P O W E L L, W y o. - Wasatch High School graduate Pete Julander paced the Northwest College Wrestling Team to the national championship and earned personal glory for himself as well with an individual placing.
Wrestling at 184 pounds, Julander helped the NWC Trappers of Powell, Wyo., rewrite the record books at the National Junior College Athletic Association Wrestling Championship tournament Feb. 27 and 28 in Rochester, Minn.
The Trappers posted 155.5 points to claim top dog honors, the most recorded by a single team during the entire 44-year history of the tournament. California's Lassen College was a distant second, posting 89.5 points, followed by Iowa Central Community College (87.5), North Idaho College (82) and Kansas' Colby Community College (78.5)
The NWC grapplers were ranked first in the nation before they even hit the mats this season and never surrendered their position. And for the first time in its history, Northwest College qualified a wrestler for the national tournament in all 10 weight categories.
Julander figured prominently in that success story. The sophomore All-American scrapped his way to a seventh place finish at the tournament.
He was an All-American wrestler for NWC in 2001 and took eighth place in the 165-pound weight division at that national tournament.
"Two years later, with the extra weight of a wife and child soon to be born, Pete found his way back to NWC to try his hand at wrestling again," NWC Wrestling Coach Jim Zeigler said.
During those two years off, Pete worked a lot of odd jobs supporting his new family," according to Zeigler. "During that time, his wrestling skills buried themselves somewhere and it was hard to find them. He struggled more than most in trying to get back into it. His timing was off; his body was out of shape; and he needed a lot of polish. This is generally the case when someone sits out from the sport for that long. But like any other talented athlete, the skills will resurface when you least expect them and they usually resurface all at once. It just clicks, and that's what happened for him."
Zeigler and Julander's fellow team members can almost pinpoint the exact date things clicked for him. "We all think the light switch went on right after his baby, James, was born. The boys on the team call it "'Dad Power'," Zeigler said.
Julander was a complete player this year, according to his coach. "He wasn't able to make the squad in the early part of the year at his 174 pound weight class, so we moved him to the 184 pound spot. He was giving up some weight because his general weight is right around 179, but he was able to overcome the time off and the disadvantage of weight and become an All American for the second time. This guy is a dedicated, quality individual who had already proven himself, and then he came back and did it again for us."
After two national placings, Julander is ending his collegiate wrestling career.
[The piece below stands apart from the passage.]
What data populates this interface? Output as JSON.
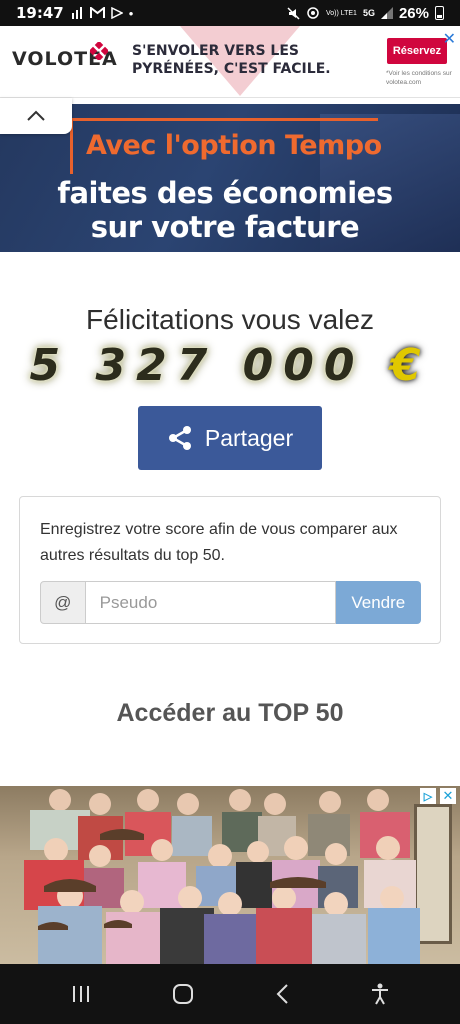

"He's accomplished what he wanted to accomplish," Zeigler said. "Now he's ready to finish his education, to be a husband, a dad , and a biology teacher and wrestling coach."
Named the 2004 national coach of the year, Zeigler has carved a reputation for his coaching philosophy, which includes monthly team/family dinners, regular off-the-mat team/family activities and weekly (sometim es twice-weekly) compulsory academic study halls for the whole team. He recruits young wrestlers on the basis of their character and athletic potential.
Julander matched the criteria and became an integral component in the NWC wrestling machine. He plans to graduate from Northwest College in May and then transfer to Utah Valley State College in Orem. His collegiate wrestling success follows an outstanding high school career that included two state championships and an Outstanding Wrestler designation at the 2000 state tournament.
His parents are Christine and Delron Julander of Heber City.